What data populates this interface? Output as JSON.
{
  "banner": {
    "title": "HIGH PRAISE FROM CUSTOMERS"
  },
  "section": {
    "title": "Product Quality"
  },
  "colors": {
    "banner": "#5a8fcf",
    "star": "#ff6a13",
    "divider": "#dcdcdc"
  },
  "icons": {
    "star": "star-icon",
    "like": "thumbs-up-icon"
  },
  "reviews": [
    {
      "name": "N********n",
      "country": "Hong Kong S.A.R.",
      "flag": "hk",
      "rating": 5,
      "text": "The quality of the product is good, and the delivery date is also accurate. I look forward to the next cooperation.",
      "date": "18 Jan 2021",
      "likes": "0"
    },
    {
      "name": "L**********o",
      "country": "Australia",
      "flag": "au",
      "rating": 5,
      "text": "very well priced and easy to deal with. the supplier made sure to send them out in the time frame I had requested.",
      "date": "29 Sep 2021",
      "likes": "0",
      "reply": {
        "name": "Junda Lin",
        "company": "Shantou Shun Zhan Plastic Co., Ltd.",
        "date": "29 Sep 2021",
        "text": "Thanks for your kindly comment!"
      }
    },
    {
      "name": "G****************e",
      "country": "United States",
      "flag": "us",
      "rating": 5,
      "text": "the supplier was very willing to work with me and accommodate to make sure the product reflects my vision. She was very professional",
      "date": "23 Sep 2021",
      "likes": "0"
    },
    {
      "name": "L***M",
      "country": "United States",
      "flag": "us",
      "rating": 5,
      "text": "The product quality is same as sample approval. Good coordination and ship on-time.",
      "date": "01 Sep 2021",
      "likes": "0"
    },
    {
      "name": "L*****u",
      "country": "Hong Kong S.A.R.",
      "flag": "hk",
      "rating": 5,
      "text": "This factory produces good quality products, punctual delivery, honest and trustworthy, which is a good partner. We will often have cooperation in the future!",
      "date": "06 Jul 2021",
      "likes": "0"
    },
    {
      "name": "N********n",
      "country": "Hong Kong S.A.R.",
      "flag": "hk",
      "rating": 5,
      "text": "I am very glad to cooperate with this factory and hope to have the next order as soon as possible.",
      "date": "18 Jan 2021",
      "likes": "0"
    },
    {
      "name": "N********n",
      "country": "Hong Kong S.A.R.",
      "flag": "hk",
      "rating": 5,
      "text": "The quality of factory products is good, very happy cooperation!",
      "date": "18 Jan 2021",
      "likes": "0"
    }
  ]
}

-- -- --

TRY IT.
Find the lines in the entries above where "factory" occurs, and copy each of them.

ANSWER BOX.
      "text": "This factory produces good quality products, punctual delivery, honest and trustworthy, which is a good partner. We will often have cooperation in the future!",
      "text": "I am very glad to cooperate with this factory and hope to have the next order as soon as possible.",
      "text": "The quality of factory products is good, very happy cooperation!",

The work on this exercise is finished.